INSTRUCTIONS FOR THE TASK.
From the entries provided below, copy each line that contains the word "JSON".

DATA.
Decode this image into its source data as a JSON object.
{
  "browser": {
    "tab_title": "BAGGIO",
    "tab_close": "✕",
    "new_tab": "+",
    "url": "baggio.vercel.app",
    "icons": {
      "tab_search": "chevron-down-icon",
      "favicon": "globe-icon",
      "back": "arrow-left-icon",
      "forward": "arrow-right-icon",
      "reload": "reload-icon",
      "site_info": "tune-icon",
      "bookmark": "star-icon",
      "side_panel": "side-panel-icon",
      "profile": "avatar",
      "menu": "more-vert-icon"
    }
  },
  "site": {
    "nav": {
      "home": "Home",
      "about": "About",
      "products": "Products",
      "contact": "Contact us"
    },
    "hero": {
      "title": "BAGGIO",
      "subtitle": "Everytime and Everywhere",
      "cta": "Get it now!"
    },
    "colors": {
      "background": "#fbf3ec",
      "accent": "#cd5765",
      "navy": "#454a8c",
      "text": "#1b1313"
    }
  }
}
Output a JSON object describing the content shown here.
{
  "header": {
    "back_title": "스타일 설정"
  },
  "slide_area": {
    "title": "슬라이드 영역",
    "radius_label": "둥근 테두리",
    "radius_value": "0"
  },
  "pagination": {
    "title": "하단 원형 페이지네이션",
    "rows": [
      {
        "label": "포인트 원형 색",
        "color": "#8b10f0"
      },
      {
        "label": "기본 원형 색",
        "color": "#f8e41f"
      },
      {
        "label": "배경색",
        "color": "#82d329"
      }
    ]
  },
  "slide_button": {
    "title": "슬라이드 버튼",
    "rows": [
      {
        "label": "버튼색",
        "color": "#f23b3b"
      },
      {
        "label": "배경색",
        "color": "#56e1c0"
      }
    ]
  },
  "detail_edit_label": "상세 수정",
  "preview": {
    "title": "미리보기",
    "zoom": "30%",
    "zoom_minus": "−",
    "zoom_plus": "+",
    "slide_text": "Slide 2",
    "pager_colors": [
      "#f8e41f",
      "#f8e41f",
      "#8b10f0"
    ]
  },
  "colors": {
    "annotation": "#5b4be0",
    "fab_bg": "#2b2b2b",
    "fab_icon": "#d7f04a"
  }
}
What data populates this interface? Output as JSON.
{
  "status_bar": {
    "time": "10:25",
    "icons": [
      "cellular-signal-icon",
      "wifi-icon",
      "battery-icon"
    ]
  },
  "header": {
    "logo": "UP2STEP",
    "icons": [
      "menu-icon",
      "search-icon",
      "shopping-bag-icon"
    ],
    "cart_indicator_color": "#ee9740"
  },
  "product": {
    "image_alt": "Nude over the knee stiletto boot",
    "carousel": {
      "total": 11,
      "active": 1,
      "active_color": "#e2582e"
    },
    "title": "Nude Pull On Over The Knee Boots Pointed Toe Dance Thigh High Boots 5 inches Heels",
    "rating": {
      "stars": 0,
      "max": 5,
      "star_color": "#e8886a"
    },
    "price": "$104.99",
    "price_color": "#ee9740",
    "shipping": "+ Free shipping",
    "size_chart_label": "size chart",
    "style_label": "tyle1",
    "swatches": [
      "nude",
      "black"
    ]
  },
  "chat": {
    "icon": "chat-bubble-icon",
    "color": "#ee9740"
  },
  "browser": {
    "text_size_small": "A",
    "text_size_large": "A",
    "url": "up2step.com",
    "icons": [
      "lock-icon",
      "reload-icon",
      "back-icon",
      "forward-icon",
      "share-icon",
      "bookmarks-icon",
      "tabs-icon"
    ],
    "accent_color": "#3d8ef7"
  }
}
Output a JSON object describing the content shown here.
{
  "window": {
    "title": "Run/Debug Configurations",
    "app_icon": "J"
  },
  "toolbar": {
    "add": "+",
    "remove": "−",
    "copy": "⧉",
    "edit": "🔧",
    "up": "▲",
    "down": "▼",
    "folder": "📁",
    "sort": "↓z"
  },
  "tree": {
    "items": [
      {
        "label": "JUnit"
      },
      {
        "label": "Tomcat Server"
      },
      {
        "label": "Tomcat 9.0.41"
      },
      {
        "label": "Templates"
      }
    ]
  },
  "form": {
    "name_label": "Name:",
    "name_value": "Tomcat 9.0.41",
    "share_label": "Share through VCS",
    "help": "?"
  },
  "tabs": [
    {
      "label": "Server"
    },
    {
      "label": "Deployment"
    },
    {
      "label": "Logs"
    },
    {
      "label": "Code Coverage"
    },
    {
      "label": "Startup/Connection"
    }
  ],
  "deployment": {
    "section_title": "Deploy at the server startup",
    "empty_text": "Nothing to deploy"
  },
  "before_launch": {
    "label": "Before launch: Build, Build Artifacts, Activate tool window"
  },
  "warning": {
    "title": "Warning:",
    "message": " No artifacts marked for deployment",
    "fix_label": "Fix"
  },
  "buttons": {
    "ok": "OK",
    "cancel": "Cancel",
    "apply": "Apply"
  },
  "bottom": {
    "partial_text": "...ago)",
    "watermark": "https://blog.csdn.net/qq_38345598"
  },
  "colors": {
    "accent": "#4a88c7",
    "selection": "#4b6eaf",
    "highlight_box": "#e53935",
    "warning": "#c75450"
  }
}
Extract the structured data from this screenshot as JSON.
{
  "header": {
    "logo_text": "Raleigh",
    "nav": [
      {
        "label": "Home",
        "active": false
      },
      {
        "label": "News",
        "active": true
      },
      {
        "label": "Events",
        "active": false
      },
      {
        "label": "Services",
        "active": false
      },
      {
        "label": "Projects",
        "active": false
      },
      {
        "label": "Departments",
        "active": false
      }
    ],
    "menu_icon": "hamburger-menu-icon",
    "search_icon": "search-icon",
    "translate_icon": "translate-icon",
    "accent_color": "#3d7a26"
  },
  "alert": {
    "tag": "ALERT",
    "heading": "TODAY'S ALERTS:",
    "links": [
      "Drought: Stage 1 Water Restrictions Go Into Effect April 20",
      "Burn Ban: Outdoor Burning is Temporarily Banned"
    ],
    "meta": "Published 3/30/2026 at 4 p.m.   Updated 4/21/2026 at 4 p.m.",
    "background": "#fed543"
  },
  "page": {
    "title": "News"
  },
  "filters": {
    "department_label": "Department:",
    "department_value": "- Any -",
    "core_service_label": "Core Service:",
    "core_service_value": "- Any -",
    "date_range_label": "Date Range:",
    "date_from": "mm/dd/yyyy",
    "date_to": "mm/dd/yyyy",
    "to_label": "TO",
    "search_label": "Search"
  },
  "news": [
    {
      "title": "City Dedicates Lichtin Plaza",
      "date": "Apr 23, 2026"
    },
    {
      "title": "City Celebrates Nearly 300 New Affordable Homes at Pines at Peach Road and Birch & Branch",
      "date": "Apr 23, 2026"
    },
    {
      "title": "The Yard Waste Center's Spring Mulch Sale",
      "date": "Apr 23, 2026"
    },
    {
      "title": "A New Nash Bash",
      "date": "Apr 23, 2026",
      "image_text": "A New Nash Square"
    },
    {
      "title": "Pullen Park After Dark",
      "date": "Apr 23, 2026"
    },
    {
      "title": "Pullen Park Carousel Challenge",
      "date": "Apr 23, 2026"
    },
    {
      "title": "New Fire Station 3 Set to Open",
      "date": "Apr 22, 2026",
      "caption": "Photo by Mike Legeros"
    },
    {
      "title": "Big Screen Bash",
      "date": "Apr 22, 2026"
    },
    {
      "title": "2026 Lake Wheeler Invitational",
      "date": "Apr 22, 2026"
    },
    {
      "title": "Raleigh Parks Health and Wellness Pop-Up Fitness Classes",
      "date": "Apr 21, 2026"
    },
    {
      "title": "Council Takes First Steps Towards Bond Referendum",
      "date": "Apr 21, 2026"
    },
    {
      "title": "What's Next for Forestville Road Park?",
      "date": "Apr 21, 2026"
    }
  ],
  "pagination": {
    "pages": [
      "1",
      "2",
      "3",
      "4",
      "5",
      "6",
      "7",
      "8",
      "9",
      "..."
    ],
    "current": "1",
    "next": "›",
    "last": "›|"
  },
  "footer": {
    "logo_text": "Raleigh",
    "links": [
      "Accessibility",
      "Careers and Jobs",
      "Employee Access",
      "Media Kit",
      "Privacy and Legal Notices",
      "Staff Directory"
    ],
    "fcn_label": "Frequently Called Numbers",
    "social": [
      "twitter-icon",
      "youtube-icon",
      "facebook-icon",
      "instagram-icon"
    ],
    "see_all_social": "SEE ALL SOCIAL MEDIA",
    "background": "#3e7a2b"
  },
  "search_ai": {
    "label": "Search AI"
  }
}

EXERCISE OUTPUT.
Decode this image into its source data as a JSON object.
Output a JSON object describing the content shown here.
What data populates this interface? Output as JSON.
Output a JSON object describing the content shown here.
Extract the structured data from this screenshot as JSON.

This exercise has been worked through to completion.